“Tell me what we should be doing on Facebook. How do we get on Twitter? Should we be on Myspace? What's going on with YouTube?”
Alison Munn says these are the kinds of questions she started getting nine years ago as a marketing and public relations consultant for a variety of companies.
“Like most people, I fell into social media through the requests of my clients and quickly grew to love it because it's such an exciting medium. It's opened up the world for a lot of people,” she says.
Now, as BMC Software's Senior Social Media Marketing Manager and a member of SocialMedia.org, Alison's made the transition to managing social for a large enterprise.
But, she says, at its core, social media marketing has been the same from her previous work as a consultant, a social manager for a smaller career website, and her role now at BMC Software.
“You're still trying to make connections with people, provide them with information, and eventually turn them into customers or turn customers into brand advocates,” she explains.
What's changed? Social media's sheer size, complexity, and user savviness.
There's a perception out there that BtoB is boring, but it doesn't have to be.
“It used to be a lot easier. When social media marketing was new, people were much more open to connecting with companies on Facebook, or liking their page, or following them on Twitter. Now, people are very seasoned on brand advocacy, what brands they'll follow, and what they're going to share.”
At BMC Software, Alison's a part of a social team of three. They manage social media marketing, training, enablement, social event marketing, and paid media campaigns with the help of an agency.
“The challenge for BtoBs is to not hide behind that corporate identity and to get their employees involved in social.”
“People want to connect with other people on social media,” Alison says.
While BMC's executives have embraced social, there are still some challenges to getting employees on board. Among programmers and developers, there can still be a culture of privacy that keeps them away from social media. Alison says she looks forward to BMC employees taking inspiration from their customers in social.
“At BMC, we have a very vibrant user community. Our customers are constantly posting questions and answers and helping each other out. I'd like to see that evolve through the entire company where we have created a community in social media that does the same thing,” Alison explains.
That means Alison's job is to help integrate social into the fabric of the company — not just the marketing programs.
The challenge for BtoBs is to not hide behind that corporate identity and to get their employees involved in social.
“Social media should not stand alone. It doesn't act in a silo. It needs to be a part of the conversation throughout the business, because there are so many different facets of social media.”
She says to make that change happen within an organization, social media managers need to have a strong understanding of marketing and business — to be able to explain how social can integrate and what business objectives it can meet. Another trait she says is vital to the job: endless curiosity.
“You constantly want to know what's going on in the world, who's talking about what, and what's the latest trend.”
“There's a perception out there that BtoB is boring, but it doesn't have to be.”

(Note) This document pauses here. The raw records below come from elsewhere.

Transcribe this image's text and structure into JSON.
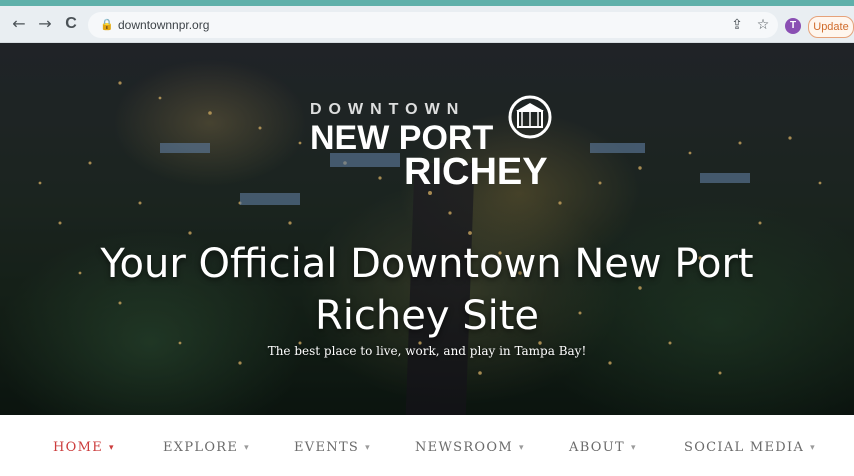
{
  "browser": {
    "url": "downtownnpr.org",
    "back_glyph": "←",
    "forward_glyph": "→",
    "reload_glyph": "C",
    "lock_glyph": "🔒",
    "share_glyph": "⇪",
    "star_glyph": "☆",
    "avatar_initial": "T",
    "update_label": "Update",
    "accent_color": "#5fb0aa"
  },
  "hero": {
    "logo": {
      "top_word": "DOWNTOWN",
      "line1": "NEW PORT",
      "line2": "RICHEY"
    },
    "headline": "Your Official Downtown New Port Richey Site",
    "subline": "The best place to live, work, and play in Tampa Bay!"
  },
  "menu": {
    "items": [
      {
        "label": "HOME",
        "active": true
      },
      {
        "label": "EXPLORE",
        "active": false
      },
      {
        "label": "EVENTS",
        "active": false
      },
      {
        "label": "NEWSROOM",
        "active": false
      },
      {
        "label": "ABOUT",
        "active": false
      },
      {
        "label": "SOCIAL MEDIA",
        "active": false
      }
    ],
    "caret_glyph": "▾",
    "active_color": "#cc3d3d"
  }
}
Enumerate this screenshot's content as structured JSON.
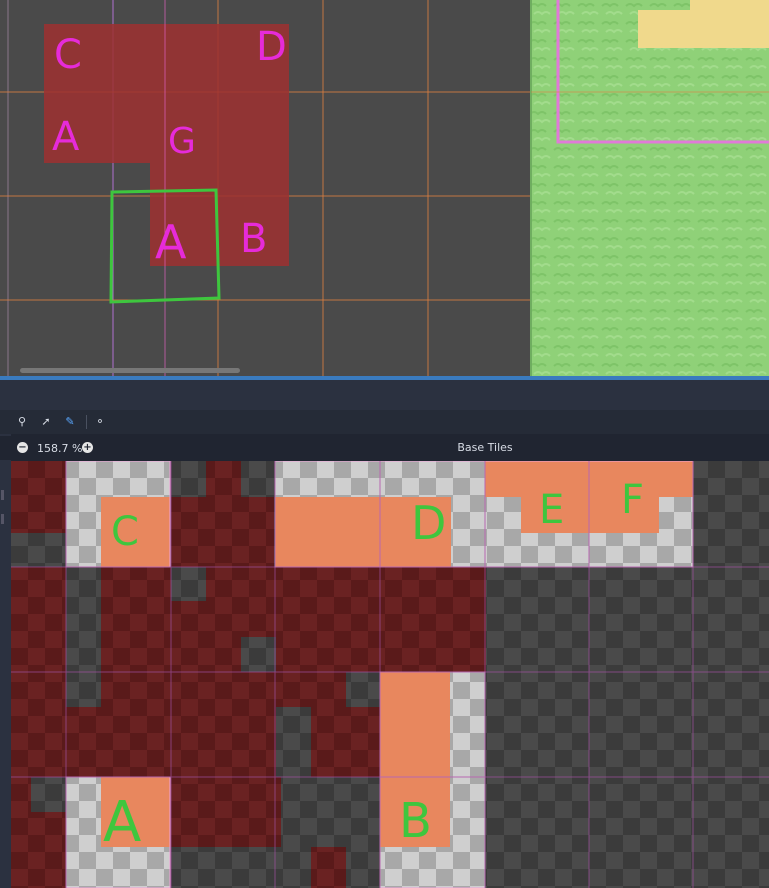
{
  "editor": {
    "zoom_level": "158.7 %",
    "atlas_title": "Base Tiles"
  },
  "viewport_annotations": [
    "C",
    "D",
    "A",
    "G",
    "A",
    "B"
  ],
  "atlas_annotations": [
    "C",
    "D",
    "E",
    "F",
    "A",
    "B"
  ],
  "toolbar": {
    "tools": [
      "terrain-tool-icon",
      "select-icon",
      "paint-icon",
      "picker-icon"
    ],
    "zoom_out": "−",
    "zoom_in": "+"
  },
  "colors": {
    "terrain_red": "#9e3030",
    "terrain_orange": "#e8875e",
    "annotation_magenta": "#e62bd9",
    "annotation_green": "#3ec63e",
    "grass": "#8fd178",
    "sand": "#f0d98c"
  }
}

She explains that one of the most exciting parts of her job is finding ways to help BtoBs get out of their comfort zone in social.
Alison says, “Our customers are people too, and they could be interested in the same things that Papa John's customers are interested in. We can reach them in some of the same ways BtoCs do, and we don't have to be technical and boring with our marketing.”
Follow Alison on Twitter and ask her about her favorite thing about Colorado. Alison's been a member of SocialMedia.org since 2013.